The old mountain road from Kenmare to Bantry wanders alongside the Sheen river, and by its tributary Coomeelan stream; then it rises, dips, and winds crazily over the wild western shoulders of Knockboy and Coomhola, before falling to the Cooleenlemane valley and joining the coast road at Dromkeal. At the highest point of this difficult pass (admittedly made less hazardous nowadays by a metalled and gravelled surface), the traveller passes from County Kerry to County Cork at Cummeenshrule, by the Priest’s Leap.
The priest and his leap have passed into legend; but which legend? The name occurs, unremarked, on a map of 1600, but plentiful explanations have been forthcoming in succeeding centuries. Most commonly, it is told that a priest—variously, Father James Archer, or the Jesuit lay brother Dominic Collins—was fleeing from the English soldiery (whose pursuing hounds left paw-prints in a rock at Killabunane) after the defeat of Donal Cam O’Sullivan at Dunboy. The priest, on horseback, reached the summit of this pass, with its steep rock and distant view of Bantry Bay, and leapt; the prints of his horse’s hooves survive, on the rock where he landed, nine miles away on the outskirts of Bantry. In an earlier version, a priest was summoned to attend a dying person in Bantry; praying lest he arrive too late, he leapt from a rock in Cummeenshrule and arrived at his destination. Yet another tale tells of a priest who, in penal times, was celebrating at a mass rock hereabouts when he was disturbed by law officers, and eluded capture by making this miraculous leap. More recently, a known cleric—not a ‘priest’, but the protestant rector of Kilcrohane—died mysteriously here in 1809.

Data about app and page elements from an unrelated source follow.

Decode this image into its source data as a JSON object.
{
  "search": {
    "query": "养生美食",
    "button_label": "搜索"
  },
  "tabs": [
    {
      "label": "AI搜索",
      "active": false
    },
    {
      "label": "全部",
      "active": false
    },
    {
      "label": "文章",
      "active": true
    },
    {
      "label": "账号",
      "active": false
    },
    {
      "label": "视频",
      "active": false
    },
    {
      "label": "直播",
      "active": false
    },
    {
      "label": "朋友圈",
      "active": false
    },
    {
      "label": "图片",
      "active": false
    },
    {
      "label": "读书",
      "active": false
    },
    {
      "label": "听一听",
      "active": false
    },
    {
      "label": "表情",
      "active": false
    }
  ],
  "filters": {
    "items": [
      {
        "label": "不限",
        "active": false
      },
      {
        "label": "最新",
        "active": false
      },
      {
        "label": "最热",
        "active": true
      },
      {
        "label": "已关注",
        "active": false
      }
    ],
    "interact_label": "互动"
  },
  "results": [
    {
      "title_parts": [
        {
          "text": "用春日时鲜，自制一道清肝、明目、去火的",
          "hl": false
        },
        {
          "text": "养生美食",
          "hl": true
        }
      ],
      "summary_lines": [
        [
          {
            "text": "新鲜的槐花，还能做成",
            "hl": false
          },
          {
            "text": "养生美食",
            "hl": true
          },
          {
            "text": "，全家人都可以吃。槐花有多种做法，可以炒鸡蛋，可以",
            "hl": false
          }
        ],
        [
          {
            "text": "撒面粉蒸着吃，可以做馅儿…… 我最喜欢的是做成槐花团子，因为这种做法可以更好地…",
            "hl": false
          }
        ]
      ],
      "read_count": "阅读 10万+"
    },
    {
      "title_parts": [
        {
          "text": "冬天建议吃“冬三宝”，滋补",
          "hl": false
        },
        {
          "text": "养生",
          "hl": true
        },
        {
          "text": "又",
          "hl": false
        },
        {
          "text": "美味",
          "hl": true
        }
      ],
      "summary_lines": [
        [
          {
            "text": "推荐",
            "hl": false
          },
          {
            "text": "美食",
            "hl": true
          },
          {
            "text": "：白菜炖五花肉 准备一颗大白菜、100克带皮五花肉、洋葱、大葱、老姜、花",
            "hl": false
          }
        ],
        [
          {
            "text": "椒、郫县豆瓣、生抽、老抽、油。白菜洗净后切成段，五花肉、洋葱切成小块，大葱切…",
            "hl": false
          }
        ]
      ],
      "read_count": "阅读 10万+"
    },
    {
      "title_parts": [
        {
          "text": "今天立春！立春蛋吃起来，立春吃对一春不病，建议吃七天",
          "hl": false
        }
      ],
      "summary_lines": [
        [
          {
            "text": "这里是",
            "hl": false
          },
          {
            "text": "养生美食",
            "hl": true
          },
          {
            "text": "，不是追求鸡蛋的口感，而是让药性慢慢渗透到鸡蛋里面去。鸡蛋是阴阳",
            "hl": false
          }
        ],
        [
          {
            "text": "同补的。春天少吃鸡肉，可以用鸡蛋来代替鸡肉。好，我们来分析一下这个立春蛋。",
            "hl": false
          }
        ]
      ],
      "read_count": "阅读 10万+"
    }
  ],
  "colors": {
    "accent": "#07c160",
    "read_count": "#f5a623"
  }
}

None of this really explains the name. Why a refugee from the massacre at Dunboy should be travelling from Kenmare to Bantry is left unexplained, and, in any case, Priest’s Leap was so called (in English) at an earlier date than the siege of Dunboy. Great leaps are common in Irish folklore, and léim occurs in a number of Irish placenames—though, suggestively, not here. Perhaps a priest did, once, leap from this crag, for reasons as lost as his name; or perhaps legends of more ancient heroes were transferred in the telling, as legends sometimes are, to later dates and contexts; or perhaps the origin of the name was obscure, and stories were later invented to explain it. After all, this road, and this landscape, ravish the eye and the imagination as much as any other on Beara; and every myth seems possible here.